Other solutions avoid to use the global reset.
Among the them here we expose two major ones: one with diode and filtering cap, one with bjt.
The goal still remains the same: the timing cap must be discharged at the new trigger input.
Let's begin with the diode and filtering cap: quickly note that now pins 2 and 6 are shorted, while pin 7 is unconnected because not necessary anymore: indeed the cap will be discharged through the filtering cap (to kill every DC signal) and the diode, which primary receives the trigger signal.
And here the captured waveform (with zooms onto the key points)
The first shows to one-shot cycles: at left a complete one, while at right a retriggered one.
They are zoomed respectively in the second and the third picture.
As you can see, after the retriggering signal (yellow) the time ON differs from the fixed period; that's because with this kind of circuit is possible to have a valid trigger impulse without the complete discharge of capacitor.
So here why the behavior seems to deviate from the theoretical description.
Another solution, the last one we're going to show, does use a bjt as a switch for the cap discharging.
A bjt is in parallel with the capacitor, and it's commanded by a switch.

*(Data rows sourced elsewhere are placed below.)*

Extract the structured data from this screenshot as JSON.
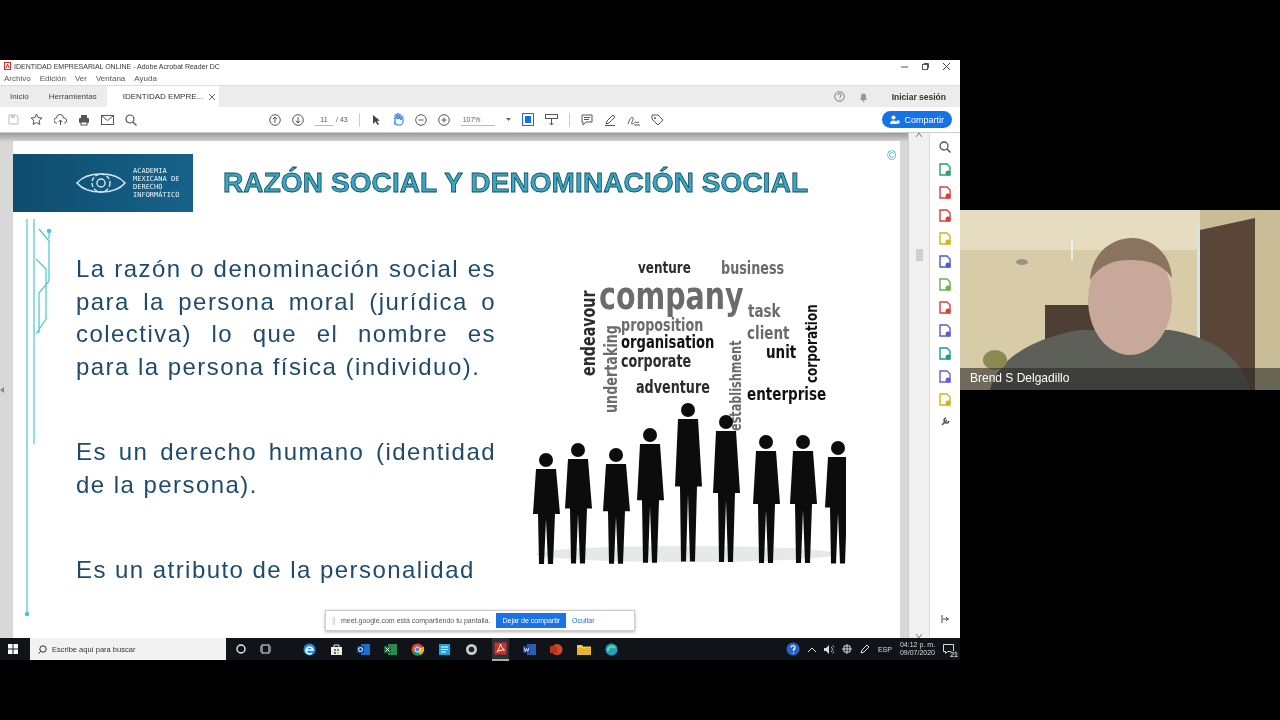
{
  "window": {
    "title": "IDENTIDAD EMPRESARIAL ONLINE - Adobe Acrobat Reader DC"
  },
  "menu": [
    "Archivo",
    "Edición",
    "Ver",
    "Ventana",
    "Ayuda"
  ],
  "tabs": [
    {
      "label": "Inicio",
      "selected": false,
      "closable": false
    },
    {
      "label": "Herramientas",
      "selected": false,
      "closable": false
    },
    {
      "label": "IDENTIDAD EMPRE...",
      "selected": true,
      "closable": true
    }
  ],
  "account": {
    "sign_in": "Iniciar sesión"
  },
  "toolbar": {
    "page": "11",
    "page_total": "/ 43",
    "zoom": "107%",
    "share": "Compartir"
  },
  "slide": {
    "org_lines": [
      "ACADEMIA",
      "MEXICANA DE",
      "DERECHO",
      "INFORMÁTICO"
    ],
    "title": "RAZÓN SOCIAL Y DENOMINACIÓN SOCIAL",
    "copyright": "©",
    "paragraphs": [
      "La razón o denominación social es para la persona moral (jurídica o colectiva) lo que el nombre es para la persona física (individuo).",
      "Es un derecho humano (identidad de la persona).",
      "Es un atributo de la personalidad"
    ],
    "word_cloud": [
      {
        "text": "venture",
        "color": "#2b2b2b",
        "vertical": false
      },
      {
        "text": "business",
        "color": "#6b6b6b",
        "vertical": false
      },
      {
        "text": "company",
        "color": "#6b6b6b",
        "vertical": false
      },
      {
        "text": "endeavour",
        "color": "#2b2b2b",
        "vertical": true
      },
      {
        "text": "undertaking",
        "color": "#6b6b6b",
        "vertical": true
      },
      {
        "text": "proposition",
        "color": "#6b6b6b",
        "vertical": false
      },
      {
        "text": "organisation",
        "color": "#111111",
        "vertical": false
      },
      {
        "text": "corporate",
        "color": "#2b2b2b",
        "vertical": false
      },
      {
        "text": "establishment",
        "color": "#6b6b6b",
        "vertical": true
      },
      {
        "text": "task",
        "color": "#6b6b6b",
        "vertical": false
      },
      {
        "text": "client",
        "color": "#6b6b6b",
        "vertical": false
      },
      {
        "text": "unit",
        "color": "#111111",
        "vertical": false
      },
      {
        "text": "corporation",
        "color": "#111111",
        "vertical": true
      },
      {
        "text": "adventure",
        "color": "#2b2b2b",
        "vertical": false
      },
      {
        "text": "enterprise",
        "color": "#111111",
        "vertical": false
      }
    ]
  },
  "share_banner": {
    "message": "meet.google.com está compartiendo tu pantalla.",
    "stop": "Dejar de compartir",
    "hide": "Ocultar"
  },
  "taskbar": {
    "search_placeholder": "Escribe aquí para buscar",
    "language": "ESP",
    "time": "04:12 p. m.",
    "date": "09/07/2020",
    "notifications": "21"
  },
  "video": {
    "name": "Brend S Delgadillo"
  }
}
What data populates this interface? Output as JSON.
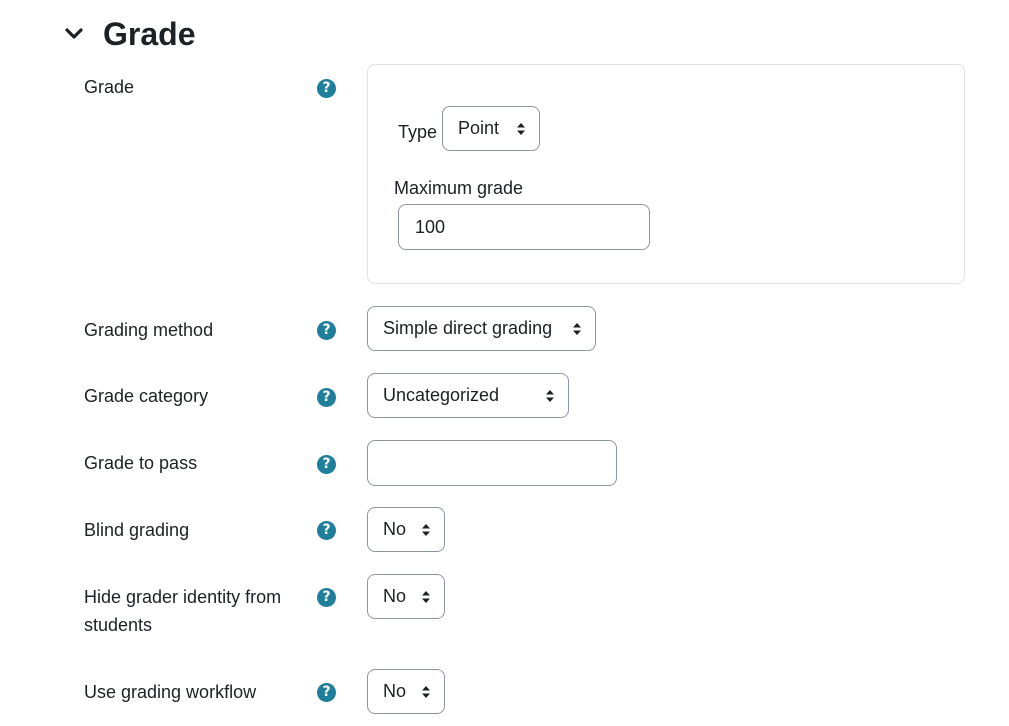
{
  "section": {
    "title": "Grade",
    "collapse_icon": "chevron-down-icon"
  },
  "help_icon": {
    "glyph": "?",
    "name": "question-circle-icon",
    "color": "#1f7e9a"
  },
  "fields": {
    "grade": {
      "label": "Grade",
      "type_label": "Type",
      "type_value": "Point",
      "max_grade_label": "Maximum grade",
      "max_grade_value": "100"
    },
    "grading_method": {
      "label": "Grading method",
      "value": "Simple direct grading"
    },
    "grade_category": {
      "label": "Grade category",
      "value": "Uncategorized"
    },
    "grade_to_pass": {
      "label": "Grade to pass",
      "value": ""
    },
    "blind_grading": {
      "label": "Blind grading",
      "value": "No"
    },
    "hide_grader": {
      "label": "Hide grader identity from students",
      "value": "No"
    },
    "grading_workflow": {
      "label": "Use grading workflow",
      "value": "No"
    }
  }
}
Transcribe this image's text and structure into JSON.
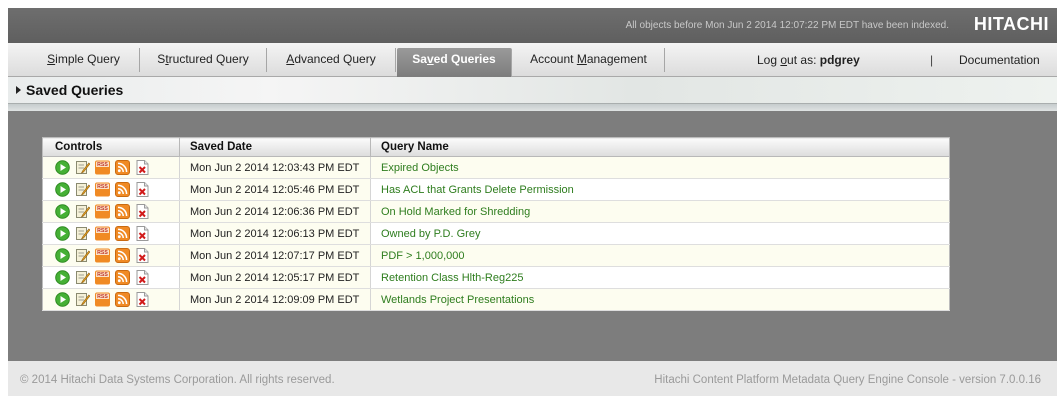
{
  "header": {
    "index_status": "All objects before Mon Jun 2 2014 12:07:22 PM EDT have been indexed.",
    "brand": "HITACHI"
  },
  "tabs": [
    {
      "pre": "",
      "key": "S",
      "post": "imple Query",
      "active": false
    },
    {
      "pre": "S",
      "key": "t",
      "post": "ructured Query",
      "active": false
    },
    {
      "pre": "",
      "key": "A",
      "post": "dvanced Query",
      "active": false
    },
    {
      "pre": "Sa",
      "key": "v",
      "post": "ed Queries",
      "active": true
    },
    {
      "pre": "Account ",
      "key": "M",
      "post": "anagement",
      "active": false
    }
  ],
  "account": {
    "logout_pre": "Log ",
    "logout_key": "o",
    "logout_post": "ut as:",
    "user": "pdgrey",
    "separator": "|",
    "documentation": "Documentation"
  },
  "section": {
    "title": "Saved Queries"
  },
  "table": {
    "headers": {
      "controls": "Controls",
      "saved_date": "Saved Date",
      "query_name": "Query Name"
    },
    "rows": [
      {
        "date": "Mon Jun 2 2014 12:03:43 PM EDT",
        "name": "Expired Objects"
      },
      {
        "date": "Mon Jun 2 2014 12:05:46 PM EDT",
        "name": "Has ACL that Grants Delete Permission"
      },
      {
        "date": "Mon Jun 2 2014 12:06:36 PM EDT",
        "name": "On Hold Marked for Shredding"
      },
      {
        "date": "Mon Jun 2 2014 12:06:13 PM EDT",
        "name": "Owned by P.D. Grey"
      },
      {
        "date": "Mon Jun 2 2014 12:07:17 PM EDT",
        "name": "PDF > 1,000,000"
      },
      {
        "date": "Mon Jun 2 2014 12:05:17 PM EDT",
        "name": "Retention Class Hlth-Reg225"
      },
      {
        "date": "Mon Jun 2 2014 12:09:09 PM EDT",
        "name": "Wetlands Project Presentations"
      }
    ],
    "row_icons": [
      "run-icon",
      "edit-icon",
      "rss-icon",
      "feed-icon",
      "delete-icon"
    ],
    "rss_badge": "RSS"
  },
  "footer": {
    "copyright": "© 2014 Hitachi Data Systems Corporation. All rights reserved.",
    "version": "Hitachi Content Platform Metadata Query Engine Console - version 7.0.0.16"
  },
  "colors": {
    "accent_green": "#2e7d1e",
    "run_green": "#45b035",
    "rss_orange": "#f08a24",
    "delete_red": "#d11a1a",
    "row_tint": "#fdfdf0"
  }
}
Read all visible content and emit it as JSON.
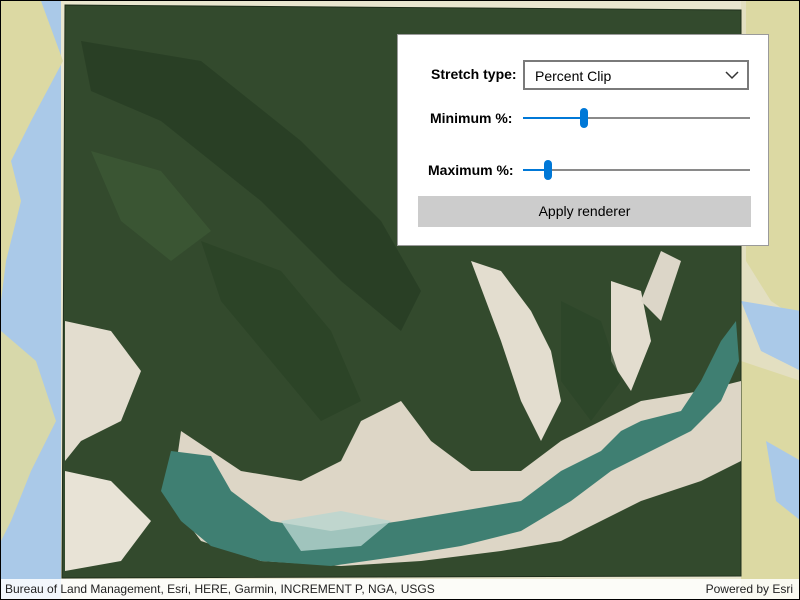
{
  "panel": {
    "stretch_label": "Stretch type:",
    "stretch_value": "Percent Clip",
    "min_label": "Minimum %:",
    "min_value": 0.27,
    "max_label": "Maximum %:",
    "max_value": 0.11,
    "apply_label": "Apply renderer"
  },
  "attribution": {
    "sources": "Bureau of Land Management, Esri, HERE, Garmin, INCREMENT P, NGA, USGS",
    "powered_by": "Powered by Esri"
  },
  "colors": {
    "accent": "#0078d7",
    "water": "#a9c8e6",
    "land": "#e8e4c4",
    "park": "#dcd9a3",
    "forest": "#2f4a2a",
    "lake": "#3f7f72"
  }
}
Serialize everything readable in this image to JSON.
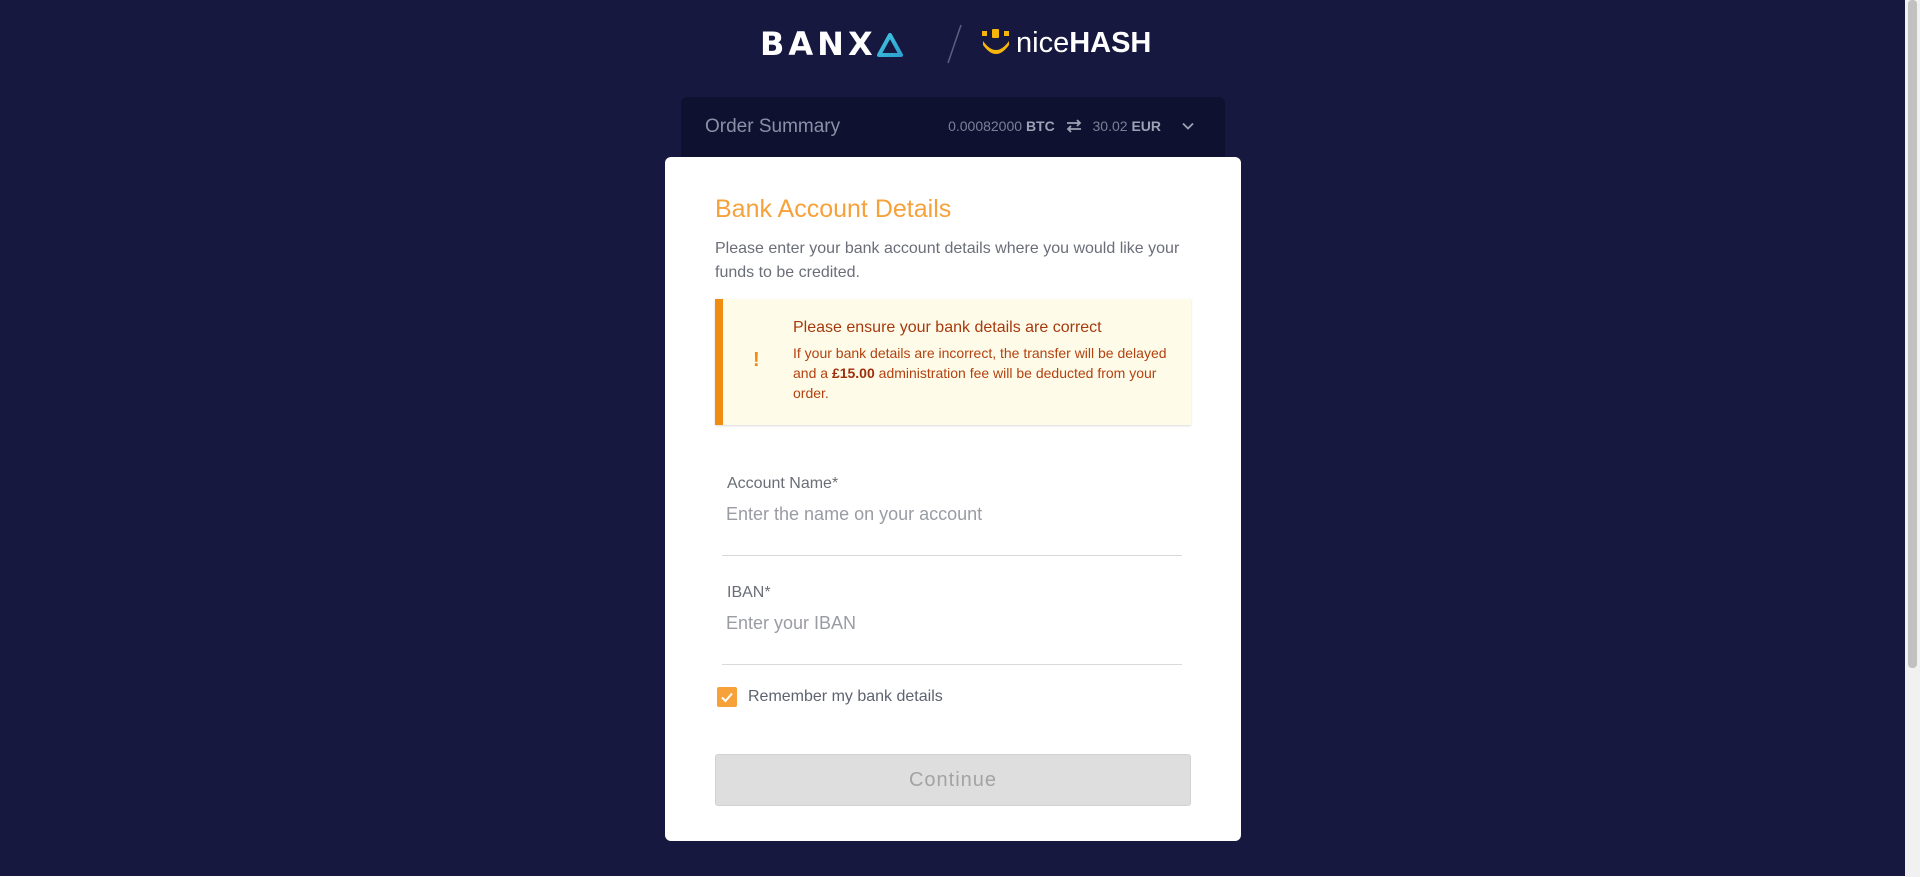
{
  "header": {
    "banxa_logo_text": "BANX",
    "nicehash_thin": "nice",
    "nicehash_bold": "HASH"
  },
  "order_summary": {
    "title": "Order Summary",
    "crypto_amount": "0.00082000",
    "crypto_currency": "BTC",
    "fiat_amount": "30.02",
    "fiat_currency": "EUR"
  },
  "card": {
    "title": "Bank Account Details",
    "subtitle": "Please enter your bank account details where you would like your funds to be credited.",
    "warning": {
      "icon": "!",
      "title": "Please ensure your bank details are correct",
      "body_pre": "If your bank details are incorrect, the transfer will be delayed and a ",
      "fee": "£15.00",
      "body_post": " administration fee will be deducted from your order."
    },
    "account_name": {
      "label": "Account Name*",
      "value": "",
      "placeholder": "Enter the name on your account"
    },
    "iban": {
      "label": "IBAN*",
      "value": "",
      "placeholder": "Enter your IBAN"
    },
    "remember": {
      "label": "Remember my bank details",
      "checked": true
    },
    "continue_label": "Continue"
  },
  "colors": {
    "background": "#161840",
    "accent": "#f7a13a",
    "warning_border": "#f08c12",
    "button_disabled": "#dedede"
  }
}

The pnp configuration is required, and a common signal transistor can be used.
When the switch is pressed then pin 2 gets a valid trigger input while simultaneously the bjt is electrically closed, so the cap has a path to discharge.
The waveforms can be like the ones shown below:
- a complete one-shot cycle followed by more retriggered input signals;
- a zoom of the fixed time ON period;
- a zoom onto the retriggered zone, with an instant lost;
- a particular of the lost instant (yellow is input, and blue the output).
And that's all for the monostable multi-vibrator circuit with NE555!
Now explore by yourself, especially noting how the behavior is affected not only by the circuital topology but even by changing the value of external capacitor.
Hoping your curiosity has grown...
See you on next article.